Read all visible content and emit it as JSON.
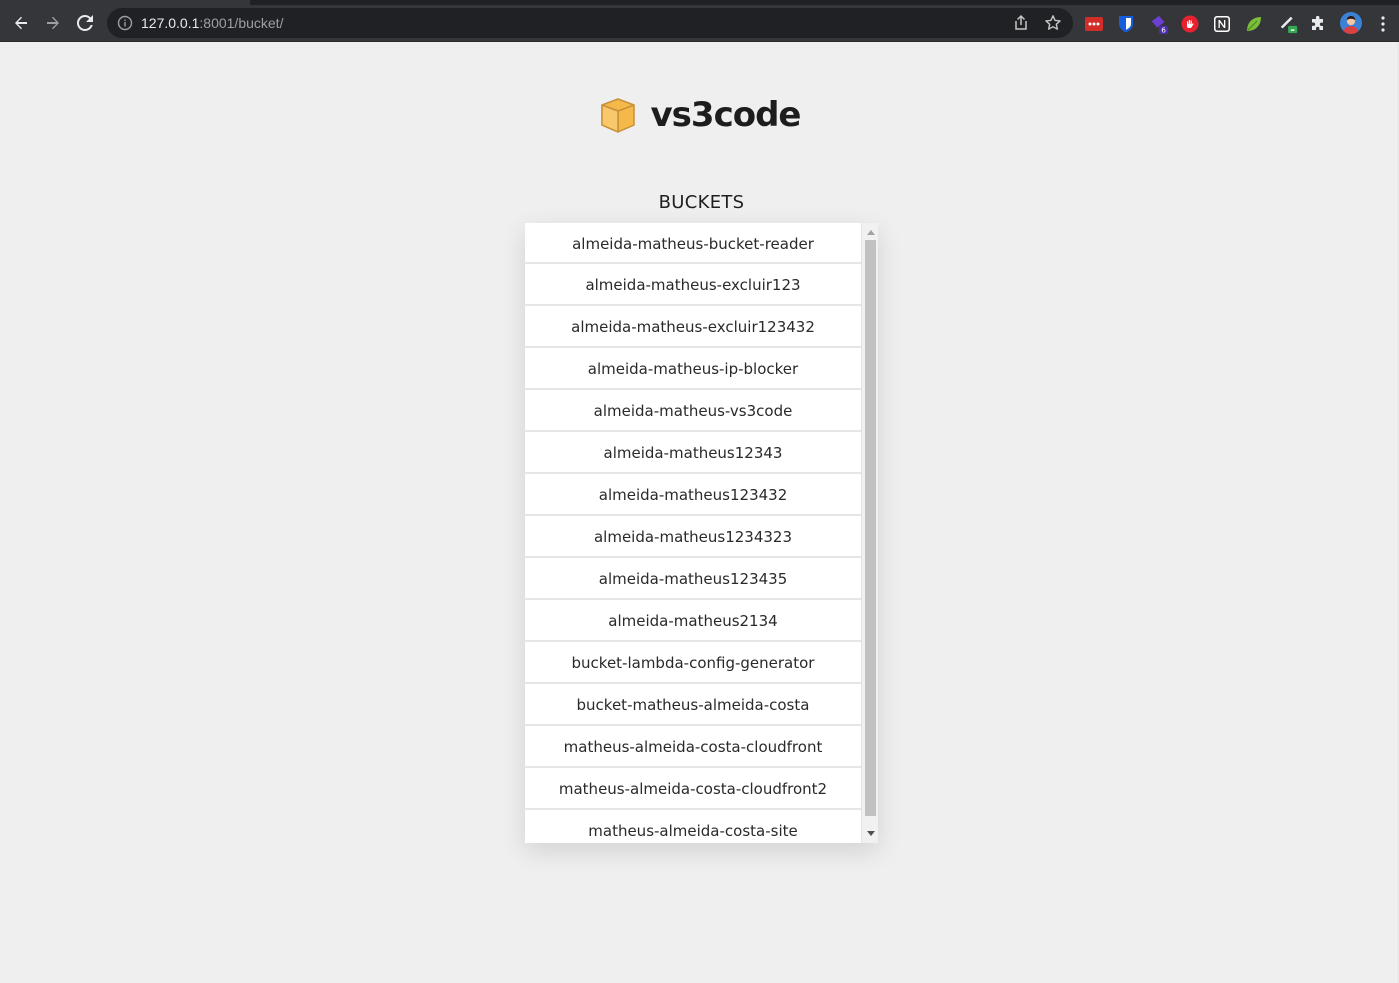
{
  "browser": {
    "url_host": "127.0.0.1",
    "url_path": ":8001/bucket/",
    "extensions": [
      {
        "name": "lastpass-icon",
        "color": "#d32d27"
      },
      {
        "name": "bitwarden-icon",
        "color": "#175ddc"
      },
      {
        "name": "extension-purple-icon",
        "color": "#6b3fd4",
        "badge": "6"
      },
      {
        "name": "ublock-icon",
        "color": "#e8212f"
      },
      {
        "name": "notion-icon",
        "color": "#ffffff"
      },
      {
        "name": "leaf-icon",
        "color": "#7cbf3a"
      },
      {
        "name": "pen-icon",
        "color": "#34a853"
      }
    ]
  },
  "app": {
    "logo_title": "vs3code",
    "logo_color": "#f5b94a"
  },
  "buckets": {
    "heading": "BUCKETS",
    "items": [
      "almeida-matheus-bucket-reader",
      "almeida-matheus-excluir123",
      "almeida-matheus-excluir123432",
      "almeida-matheus-ip-blocker",
      "almeida-matheus-vs3code",
      "almeida-matheus12343",
      "almeida-matheus123432",
      "almeida-matheus1234323",
      "almeida-matheus123435",
      "almeida-matheus2134",
      "bucket-lambda-config-generator",
      "bucket-matheus-almeida-costa",
      "matheus-almeida-costa-cloudfront",
      "matheus-almeida-costa-cloudfront2",
      "matheus-almeida-costa-site"
    ]
  }
}
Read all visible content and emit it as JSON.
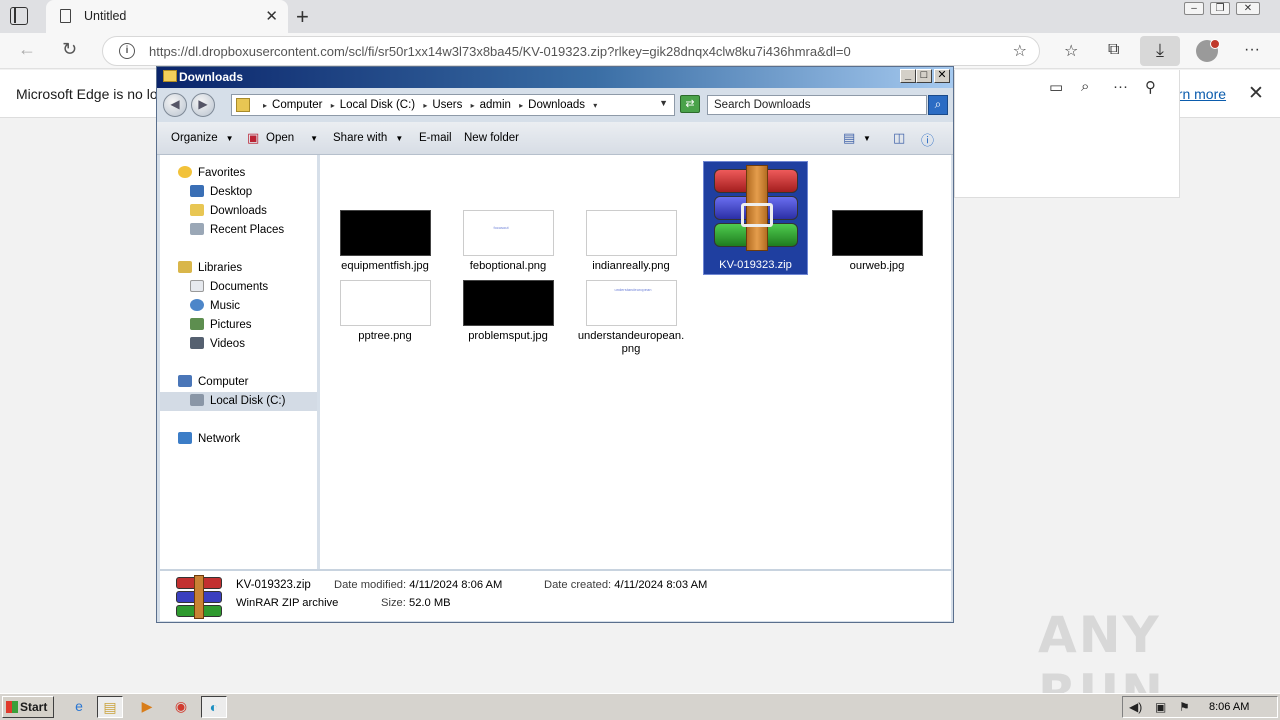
{
  "browser": {
    "tab_title": "Untitled",
    "url": "https://dl.dropboxusercontent.com/scl/fi/sr50r1xx14w3l73x8ba45/KV-019323.zip?rlkey=gik28dnqx4clw8ku7i436hmra&dl=0",
    "infobar_message": "Microsoft Edge is no lo",
    "infobar_link": "arn more"
  },
  "explorer": {
    "title": "Downloads",
    "breadcrumbs": [
      "Computer",
      "Local Disk (C:)",
      "Users",
      "admin",
      "Downloads"
    ],
    "search_placeholder": "Search Downloads",
    "commands": {
      "organize": "Organize",
      "open": "Open",
      "share_with": "Share with",
      "email": "E-mail",
      "new_folder": "New folder"
    },
    "nav": {
      "favorites": "Favorites",
      "desktop": "Desktop",
      "downloads": "Downloads",
      "recent_places": "Recent Places",
      "libraries": "Libraries",
      "documents": "Documents",
      "music": "Music",
      "pictures": "Pictures",
      "videos": "Videos",
      "computer": "Computer",
      "local_disk": "Local Disk (C:)",
      "network": "Network"
    },
    "files": [
      {
        "name": "equipmentfish.jpg",
        "thumb": "dark"
      },
      {
        "name": "feboptional.png",
        "thumb": "light",
        "thumb_text": "focusout"
      },
      {
        "name": "indianreally.png",
        "thumb": "light"
      },
      {
        "name": "KV-019323.zip",
        "thumb": "winrar",
        "selected": true
      },
      {
        "name": "ourweb.jpg",
        "thumb": "dark"
      },
      {
        "name": "pptree.png",
        "thumb": "light"
      },
      {
        "name": "problemsput.jpg",
        "thumb": "dark"
      },
      {
        "name": "understandeuropean.png",
        "thumb": "light",
        "thumb_text": "understandeuropean"
      }
    ],
    "details": {
      "name": "KV-019323.zip",
      "type": "WinRAR ZIP archive",
      "modified_label": "Date modified:",
      "modified_value": "4/11/2024 8:06 AM",
      "created_label": "Date created:",
      "created_value": "4/11/2024 8:03 AM",
      "size_label": "Size:",
      "size_value": "52.0 MB"
    }
  },
  "taskbar": {
    "start_label": "Start",
    "clock": "8:06 AM"
  },
  "watermark": "ANY RUN"
}
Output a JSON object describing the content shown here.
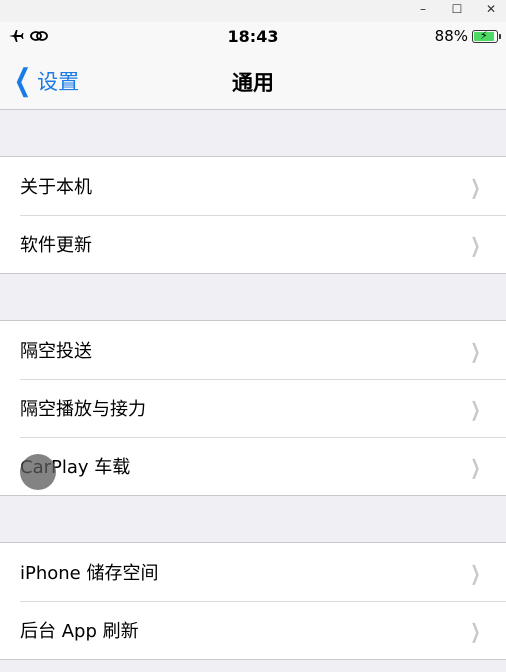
{
  "window": {
    "minimize": "–",
    "maximize": "☐",
    "close": "✕"
  },
  "status": {
    "time": "18:43",
    "battery": "88%",
    "left_icons": [
      "airplane-icon",
      "link-icon"
    ]
  },
  "nav": {
    "back_label": "设置",
    "title": "通用"
  },
  "groups": [
    {
      "items": [
        "关于本机",
        "软件更新"
      ]
    },
    {
      "items": [
        "隔空投送",
        "隔空播放与接力",
        "CarPlay 车载"
      ]
    },
    {
      "items": [
        "iPhone 储存空间",
        "后台 App 刷新"
      ]
    }
  ],
  "colors": {
    "accent": "#1a7ae6",
    "background": "#efeff4",
    "battery_fill": "#4cd964"
  }
}
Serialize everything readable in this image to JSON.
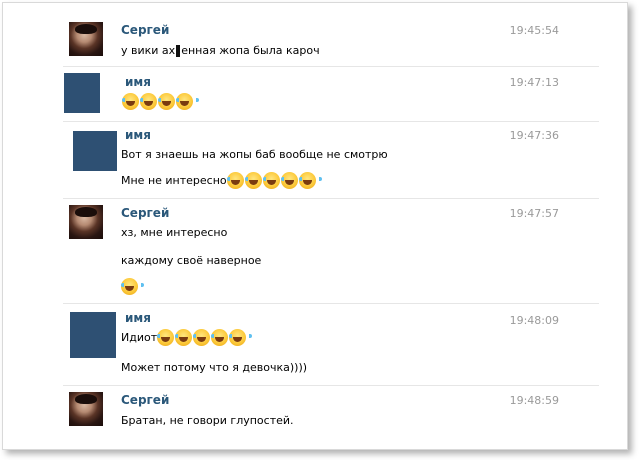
{
  "messages": [
    {
      "sender": "Сергей",
      "time": "19:45:54",
      "avatar": "user-photo",
      "lines": [
        {
          "pre": "у вики ах",
          "post": "енная жопа была кароч"
        }
      ]
    },
    {
      "sender": "имя",
      "time": "19:47:13",
      "avatar": "blue-placeholder",
      "emoji_count": 4,
      "emoji_name": "face-with-tears-of-joy"
    },
    {
      "sender": "имя",
      "time": "19:47:36",
      "avatar": "blue-placeholder",
      "lines": [
        {
          "text": "Вот я знаешь на жопы баб вообще не смотрю"
        },
        {
          "text": "Мне не интересно",
          "emoji_count": 5
        }
      ]
    },
    {
      "sender": "Сергей",
      "time": "19:47:57",
      "avatar": "user-photo",
      "lines": [
        {
          "text": "хз, мне интересно"
        },
        {
          "text": "каждому своё наверное"
        },
        {
          "emoji_count": 1
        }
      ]
    },
    {
      "sender": "имя",
      "time": "19:48:09",
      "avatar": "blue-placeholder",
      "lines": [
        {
          "text": "Идиот",
          "emoji_count": 5
        },
        {
          "text": "Может потому что я девочка))))"
        }
      ]
    },
    {
      "sender": "Сергей",
      "time": "19:48:59",
      "avatar": "user-photo",
      "lines": [
        {
          "text": "Братан, не говори глупостей."
        }
      ]
    }
  ],
  "colors": {
    "name": "#2b587a",
    "time": "#9a9a9a",
    "avatar_placeholder": "#2e5073",
    "separator": "#e6e6e6"
  }
}
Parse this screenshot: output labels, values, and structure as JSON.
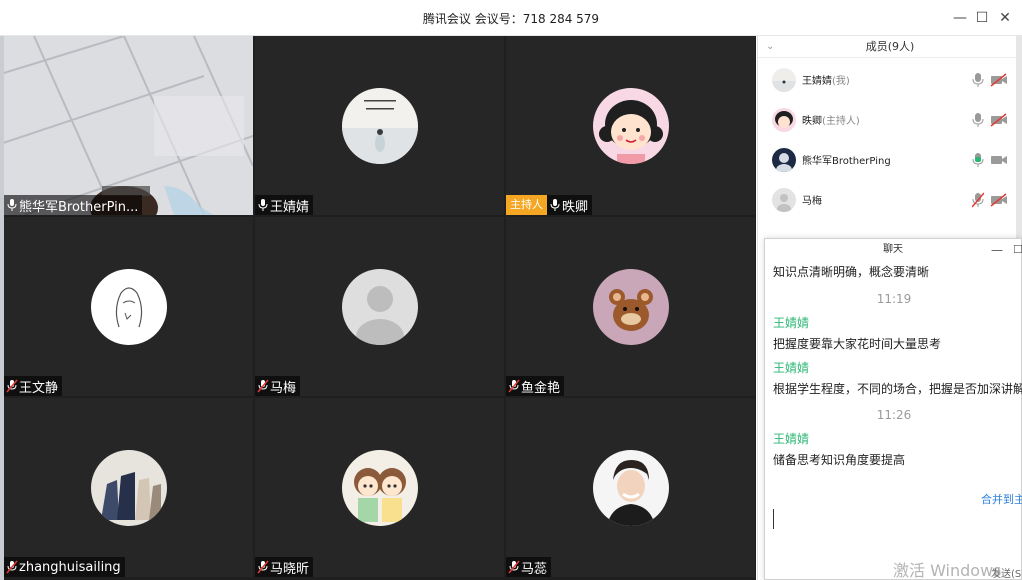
{
  "window": {
    "title": "腾讯会议 会议号：718 284 579",
    "minimize": "—",
    "maximize": "☐",
    "close": "✕"
  },
  "tiles": [
    {
      "name": "熊华军BrotherPin...",
      "mic": "on",
      "host": false,
      "avatar": "camera-feed"
    },
    {
      "name": "王婧婧",
      "mic": "on",
      "host": false,
      "avatar": "girl-beach-photo"
    },
    {
      "name": "昳卿",
      "mic": "on",
      "host": true,
      "host_label": "主持人",
      "avatar": "cartoon-girl"
    },
    {
      "name": "王文静",
      "mic": "muted",
      "host": false,
      "avatar": "line-sketch"
    },
    {
      "name": "马梅",
      "mic": "muted",
      "host": false,
      "avatar": "default-person"
    },
    {
      "name": "鱼金艳",
      "mic": "muted",
      "host": false,
      "avatar": "cartoon-mouse"
    },
    {
      "name": "zhanghuisailing",
      "mic": "muted",
      "host": false,
      "avatar": "horse-figurines"
    },
    {
      "name": "马晓昕",
      "mic": "muted",
      "host": false,
      "avatar": "anime-twins"
    },
    {
      "name": "马蕊",
      "mic": "muted",
      "host": false,
      "avatar": "young-man-photo"
    }
  ],
  "members": {
    "header": "成员(9人)",
    "items": [
      {
        "name": "王婧婧",
        "role": "(我)",
        "mic": "on",
        "cam": "off",
        "avatar": "girl-beach-photo"
      },
      {
        "name": "昳卿",
        "role": "(主持人)",
        "mic": "on",
        "cam": "off",
        "avatar": "cartoon-girl"
      },
      {
        "name": "熊华军BrotherPing",
        "role": "",
        "mic": "active",
        "cam": "on",
        "avatar": "dark-avatar"
      },
      {
        "name": "马梅",
        "role": "",
        "mic": "muted",
        "cam": "off",
        "avatar": "default-person"
      }
    ]
  },
  "chat": {
    "title": "聊天",
    "minimize": "—",
    "maximize": "☐",
    "messages": [
      {
        "kind": "text",
        "text": "知识点清晰明确，概念要清晰"
      },
      {
        "kind": "time",
        "text": "11:19"
      },
      {
        "kind": "sender",
        "text": "王婧婧"
      },
      {
        "kind": "text",
        "text": "把握度要靠大家花时间大量思考"
      },
      {
        "kind": "sender",
        "text": "王婧婧"
      },
      {
        "kind": "text",
        "text": "根据学生程度，不同的场合，把握是否加深讲解内"
      },
      {
        "kind": "time",
        "text": "11:26"
      },
      {
        "kind": "sender",
        "text": "王婧婧"
      },
      {
        "kind": "text",
        "text": "储备思考知识角度要提高"
      }
    ],
    "merge_link": "合并到主",
    "send_hint": "发送(S",
    "watermark": "激活 Windows"
  },
  "colors": {
    "sender": "#2bb673",
    "host_badge": "#f5a623",
    "link": "#2e7fdb",
    "grid_bg": "#1f1f1f"
  }
}
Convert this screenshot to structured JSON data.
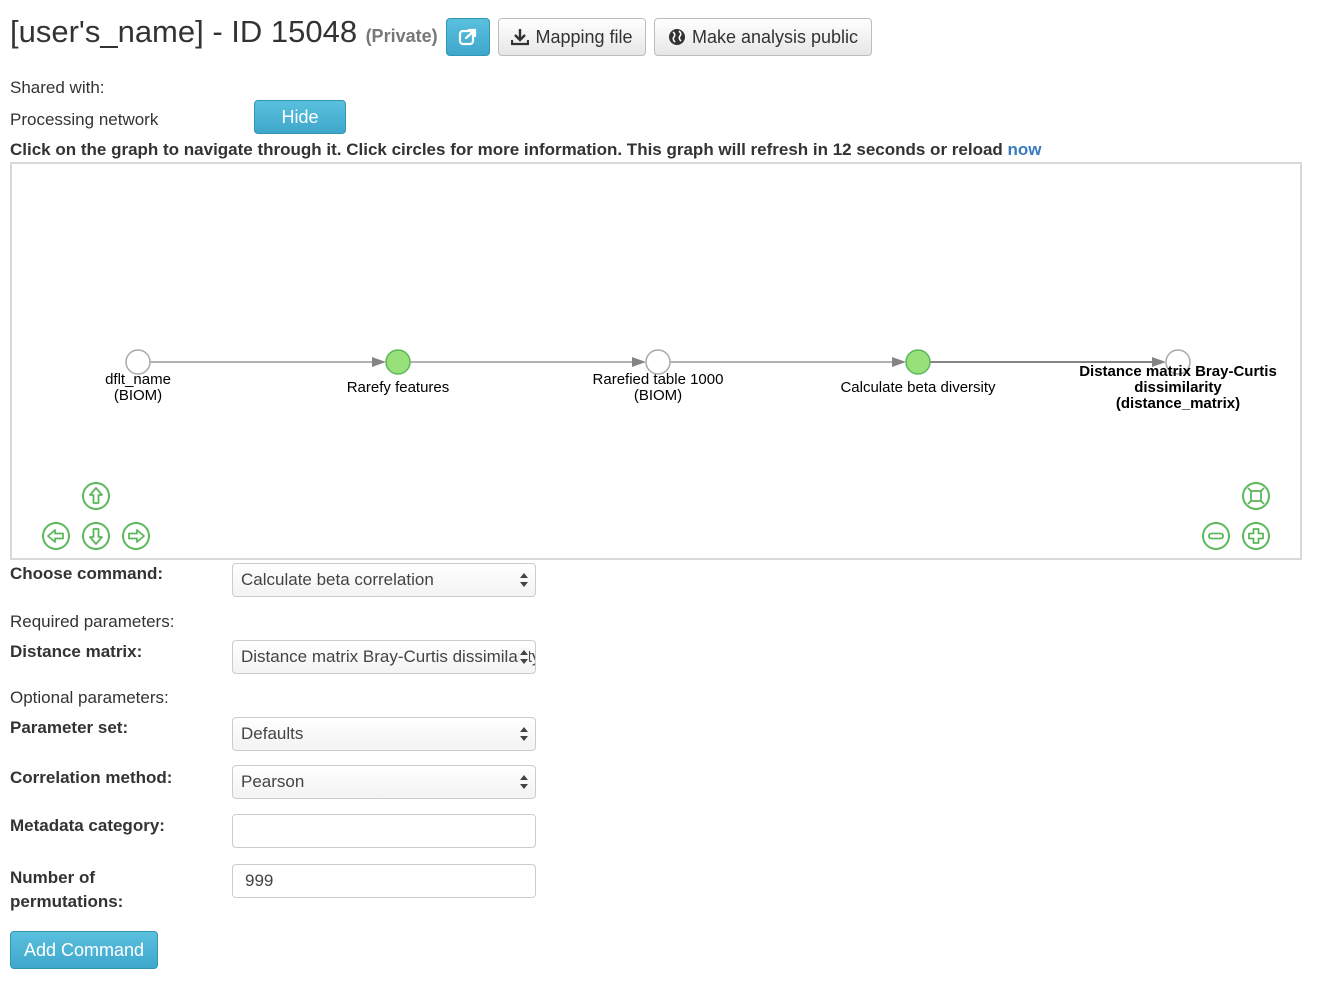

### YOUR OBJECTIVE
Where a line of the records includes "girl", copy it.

### ANSWER TO THIS EXERCISE
      "avatar": "girl-beach-photo"
      "avatar": "cartoon-girl"
        "avatar": "girl-beach-photo"
        "avatar": "cartoon-girl"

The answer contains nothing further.